2006 (English)In: Journal of Forensic Psychiatry & Psychology, ISSN 1478-9949, E-ISSN 1478-9957, Vol. 17, no 2, 192-203 p.Article in journal (Refereed) Published
In Western countries about 10 - 15% of those convicted of homicide suffer from a psychotic disorder. Victims are most often from the offender's immediate network, such as family members and friends. Delusions and/or hallucinations have an important role in violent behaviour, as does coexistent alcohol or drug abuse. In this study, all 48 homicides from 1992 - 2000 committed by offenders in Sweden diagnosed with schizophrenia were studied in order to identify possibly triggering factors related to victim relations. Nine of the 52 victims were strangers to the offender. In 54% of cases, the homicides were associated with obvious delusions and/or hallucinations. Among offenders with family victims 72% suffered from obvious delusions and/or hallucinations, as compared to 43% of offenders with non-family victims. Of the offenders, 79% were known to psychiatric services, but at the time of the crime only 33% had any ongoing contact.

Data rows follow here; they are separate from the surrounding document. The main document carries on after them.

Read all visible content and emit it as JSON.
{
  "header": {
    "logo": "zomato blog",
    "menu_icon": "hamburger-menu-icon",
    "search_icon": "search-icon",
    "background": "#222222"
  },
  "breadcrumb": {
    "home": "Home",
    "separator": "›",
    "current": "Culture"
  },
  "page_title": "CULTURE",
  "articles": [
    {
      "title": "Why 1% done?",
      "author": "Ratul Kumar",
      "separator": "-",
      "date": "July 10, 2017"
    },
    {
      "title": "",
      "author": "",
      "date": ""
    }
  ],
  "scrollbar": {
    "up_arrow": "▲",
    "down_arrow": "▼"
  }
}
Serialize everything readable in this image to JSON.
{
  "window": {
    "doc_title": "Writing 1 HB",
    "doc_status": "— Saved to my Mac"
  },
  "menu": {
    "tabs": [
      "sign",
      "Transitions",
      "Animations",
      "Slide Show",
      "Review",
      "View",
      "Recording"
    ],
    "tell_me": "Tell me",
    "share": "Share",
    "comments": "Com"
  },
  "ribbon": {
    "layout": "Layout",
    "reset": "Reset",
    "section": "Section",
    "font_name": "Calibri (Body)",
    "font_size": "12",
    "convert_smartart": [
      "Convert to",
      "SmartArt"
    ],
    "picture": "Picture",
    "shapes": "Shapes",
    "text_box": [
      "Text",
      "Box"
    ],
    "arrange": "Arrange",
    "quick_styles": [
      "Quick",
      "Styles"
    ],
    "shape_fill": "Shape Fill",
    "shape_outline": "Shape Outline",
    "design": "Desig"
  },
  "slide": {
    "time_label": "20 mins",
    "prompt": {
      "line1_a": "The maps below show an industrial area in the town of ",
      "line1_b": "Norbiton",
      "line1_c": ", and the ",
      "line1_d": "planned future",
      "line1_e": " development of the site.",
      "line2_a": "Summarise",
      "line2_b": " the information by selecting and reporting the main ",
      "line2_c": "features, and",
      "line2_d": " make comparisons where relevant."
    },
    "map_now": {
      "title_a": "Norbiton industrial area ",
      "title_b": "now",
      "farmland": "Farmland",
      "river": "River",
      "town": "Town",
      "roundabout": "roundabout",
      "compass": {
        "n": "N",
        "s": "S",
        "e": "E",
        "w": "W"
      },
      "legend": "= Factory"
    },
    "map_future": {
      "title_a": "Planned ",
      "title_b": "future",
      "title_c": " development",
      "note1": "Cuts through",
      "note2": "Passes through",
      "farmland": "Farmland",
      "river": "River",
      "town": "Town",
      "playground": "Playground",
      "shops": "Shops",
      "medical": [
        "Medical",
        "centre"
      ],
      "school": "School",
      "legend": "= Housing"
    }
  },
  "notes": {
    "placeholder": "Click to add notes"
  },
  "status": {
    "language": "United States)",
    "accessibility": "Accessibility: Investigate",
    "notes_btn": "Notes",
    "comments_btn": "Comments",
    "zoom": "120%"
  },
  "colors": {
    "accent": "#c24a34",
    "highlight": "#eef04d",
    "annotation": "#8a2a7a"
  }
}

Despite 48% having been prescribed antipsychotic drugs, no more than two individuals were actually taking their medication. The offenders who had killed members of their biological families were seldom intoxicated and few had earlier convictions for violent crime. The mental health care services have a major responsibility to prevent homicides and violent crimes being committed by those with schizophrenia.
Place, publisher, year, edition, pages
2006. Vol. 17, no 2, 192-203 p.
Schizophrenia, homicide, victim relations, psychotic symptoms, intoxication, psychiatric treatment
Medical and Health Sciences
IdentifiersURN: urn:nbn:se:umu:diva-4040DOI: 10.1080/14789940600631522OAI: oai:DiVA.org:umu-4040DiVA: diva2:142990